Collected data:

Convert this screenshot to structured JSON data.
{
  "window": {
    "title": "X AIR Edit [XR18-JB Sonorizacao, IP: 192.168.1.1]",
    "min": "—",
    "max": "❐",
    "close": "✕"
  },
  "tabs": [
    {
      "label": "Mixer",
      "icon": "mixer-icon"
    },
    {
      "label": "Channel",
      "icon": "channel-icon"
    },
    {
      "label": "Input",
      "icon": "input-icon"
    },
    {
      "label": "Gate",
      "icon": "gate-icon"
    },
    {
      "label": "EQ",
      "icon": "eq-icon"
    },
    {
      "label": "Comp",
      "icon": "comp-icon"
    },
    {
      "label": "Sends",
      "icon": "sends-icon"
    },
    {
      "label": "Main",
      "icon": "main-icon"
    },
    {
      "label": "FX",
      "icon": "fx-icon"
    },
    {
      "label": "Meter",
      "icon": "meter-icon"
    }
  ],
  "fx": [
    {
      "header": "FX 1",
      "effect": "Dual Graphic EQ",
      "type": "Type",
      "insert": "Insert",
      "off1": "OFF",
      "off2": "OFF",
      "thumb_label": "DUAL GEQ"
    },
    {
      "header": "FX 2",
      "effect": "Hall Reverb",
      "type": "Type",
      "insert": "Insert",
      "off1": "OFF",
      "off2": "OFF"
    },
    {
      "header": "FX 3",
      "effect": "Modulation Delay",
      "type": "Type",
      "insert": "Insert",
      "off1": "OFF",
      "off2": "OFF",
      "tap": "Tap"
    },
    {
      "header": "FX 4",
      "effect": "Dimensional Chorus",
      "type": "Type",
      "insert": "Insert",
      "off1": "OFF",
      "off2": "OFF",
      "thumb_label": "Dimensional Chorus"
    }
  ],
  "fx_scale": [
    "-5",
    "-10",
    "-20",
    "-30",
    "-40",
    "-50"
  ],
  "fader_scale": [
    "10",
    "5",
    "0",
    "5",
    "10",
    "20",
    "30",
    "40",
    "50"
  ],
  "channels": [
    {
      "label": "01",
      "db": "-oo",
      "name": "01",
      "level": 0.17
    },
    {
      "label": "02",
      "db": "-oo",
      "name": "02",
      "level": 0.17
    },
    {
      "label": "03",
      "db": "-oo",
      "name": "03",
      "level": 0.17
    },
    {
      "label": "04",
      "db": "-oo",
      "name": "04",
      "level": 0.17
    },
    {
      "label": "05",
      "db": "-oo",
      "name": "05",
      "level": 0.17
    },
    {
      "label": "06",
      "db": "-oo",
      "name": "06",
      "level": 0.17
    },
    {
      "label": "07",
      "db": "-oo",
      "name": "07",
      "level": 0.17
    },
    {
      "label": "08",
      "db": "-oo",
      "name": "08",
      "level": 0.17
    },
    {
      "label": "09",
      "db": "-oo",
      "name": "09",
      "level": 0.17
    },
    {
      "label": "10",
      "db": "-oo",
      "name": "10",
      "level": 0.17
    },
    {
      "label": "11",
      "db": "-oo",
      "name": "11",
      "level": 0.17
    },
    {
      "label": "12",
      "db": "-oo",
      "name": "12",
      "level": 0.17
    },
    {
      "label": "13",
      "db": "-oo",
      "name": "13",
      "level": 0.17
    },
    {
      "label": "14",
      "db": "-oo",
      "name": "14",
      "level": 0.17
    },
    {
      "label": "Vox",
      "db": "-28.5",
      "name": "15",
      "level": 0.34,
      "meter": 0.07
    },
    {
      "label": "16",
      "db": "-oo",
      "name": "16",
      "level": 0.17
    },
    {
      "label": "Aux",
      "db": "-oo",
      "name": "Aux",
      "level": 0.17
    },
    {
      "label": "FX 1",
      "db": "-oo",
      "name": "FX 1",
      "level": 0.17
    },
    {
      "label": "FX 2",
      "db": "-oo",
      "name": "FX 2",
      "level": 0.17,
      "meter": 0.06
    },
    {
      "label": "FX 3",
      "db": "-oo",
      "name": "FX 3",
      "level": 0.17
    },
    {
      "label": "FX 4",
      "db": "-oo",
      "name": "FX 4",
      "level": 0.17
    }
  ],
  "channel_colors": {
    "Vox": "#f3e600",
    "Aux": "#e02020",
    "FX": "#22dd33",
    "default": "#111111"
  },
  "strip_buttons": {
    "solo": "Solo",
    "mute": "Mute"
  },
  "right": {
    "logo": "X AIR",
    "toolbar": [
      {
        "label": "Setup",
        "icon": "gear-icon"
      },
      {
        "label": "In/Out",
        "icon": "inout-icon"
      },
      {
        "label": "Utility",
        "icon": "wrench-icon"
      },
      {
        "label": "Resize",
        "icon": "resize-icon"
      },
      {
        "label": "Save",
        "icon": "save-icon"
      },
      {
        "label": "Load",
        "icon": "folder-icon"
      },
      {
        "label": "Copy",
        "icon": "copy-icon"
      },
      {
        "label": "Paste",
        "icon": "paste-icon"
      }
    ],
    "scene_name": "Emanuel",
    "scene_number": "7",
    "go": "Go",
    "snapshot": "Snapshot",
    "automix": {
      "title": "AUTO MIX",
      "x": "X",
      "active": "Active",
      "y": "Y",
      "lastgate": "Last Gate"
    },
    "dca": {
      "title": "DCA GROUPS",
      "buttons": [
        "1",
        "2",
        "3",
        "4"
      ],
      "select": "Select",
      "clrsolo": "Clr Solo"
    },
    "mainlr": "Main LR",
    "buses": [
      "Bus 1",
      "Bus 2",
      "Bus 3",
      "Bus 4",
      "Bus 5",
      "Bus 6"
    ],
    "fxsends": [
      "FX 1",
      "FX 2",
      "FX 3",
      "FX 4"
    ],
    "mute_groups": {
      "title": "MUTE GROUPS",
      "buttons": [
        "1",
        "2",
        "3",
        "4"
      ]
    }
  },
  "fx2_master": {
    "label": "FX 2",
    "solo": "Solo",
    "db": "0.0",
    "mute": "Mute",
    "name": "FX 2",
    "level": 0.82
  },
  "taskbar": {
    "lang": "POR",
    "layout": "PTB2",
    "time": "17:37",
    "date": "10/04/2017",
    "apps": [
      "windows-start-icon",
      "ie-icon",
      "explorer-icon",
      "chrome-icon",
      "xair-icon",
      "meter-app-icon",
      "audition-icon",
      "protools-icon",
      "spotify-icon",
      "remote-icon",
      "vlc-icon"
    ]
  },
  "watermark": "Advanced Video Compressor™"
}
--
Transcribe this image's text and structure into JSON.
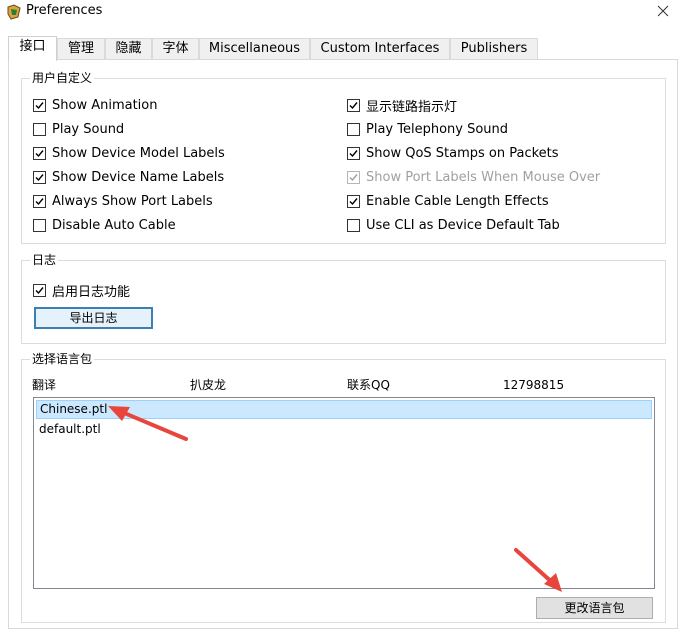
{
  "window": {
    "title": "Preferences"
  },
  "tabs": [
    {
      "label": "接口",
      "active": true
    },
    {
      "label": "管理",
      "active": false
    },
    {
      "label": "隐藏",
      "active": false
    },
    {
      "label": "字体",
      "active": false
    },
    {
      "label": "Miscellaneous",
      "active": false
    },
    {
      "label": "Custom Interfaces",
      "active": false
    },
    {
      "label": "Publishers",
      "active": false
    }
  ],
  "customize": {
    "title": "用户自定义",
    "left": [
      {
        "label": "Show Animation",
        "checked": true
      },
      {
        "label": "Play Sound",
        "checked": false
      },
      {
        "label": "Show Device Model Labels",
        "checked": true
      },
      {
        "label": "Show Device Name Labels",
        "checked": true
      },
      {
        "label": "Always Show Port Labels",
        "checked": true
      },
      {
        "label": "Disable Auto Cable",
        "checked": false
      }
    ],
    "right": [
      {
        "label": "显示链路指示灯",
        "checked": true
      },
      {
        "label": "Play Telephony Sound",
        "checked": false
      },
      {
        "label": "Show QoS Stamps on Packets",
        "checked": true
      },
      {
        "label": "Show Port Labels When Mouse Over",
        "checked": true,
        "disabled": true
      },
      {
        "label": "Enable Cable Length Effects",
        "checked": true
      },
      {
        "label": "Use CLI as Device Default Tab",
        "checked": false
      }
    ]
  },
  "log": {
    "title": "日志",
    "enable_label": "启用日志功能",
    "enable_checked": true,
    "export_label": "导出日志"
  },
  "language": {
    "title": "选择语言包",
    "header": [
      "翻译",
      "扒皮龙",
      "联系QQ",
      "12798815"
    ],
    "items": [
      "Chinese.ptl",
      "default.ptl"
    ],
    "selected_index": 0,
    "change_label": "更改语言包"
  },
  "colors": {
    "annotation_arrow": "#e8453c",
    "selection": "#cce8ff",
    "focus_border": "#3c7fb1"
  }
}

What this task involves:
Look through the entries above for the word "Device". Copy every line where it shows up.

Answer for the task:
        "label": "Show Device Model Labels",
        "label": "Show Device Name Labels",
        "label": "Use CLI as Device Default Tab",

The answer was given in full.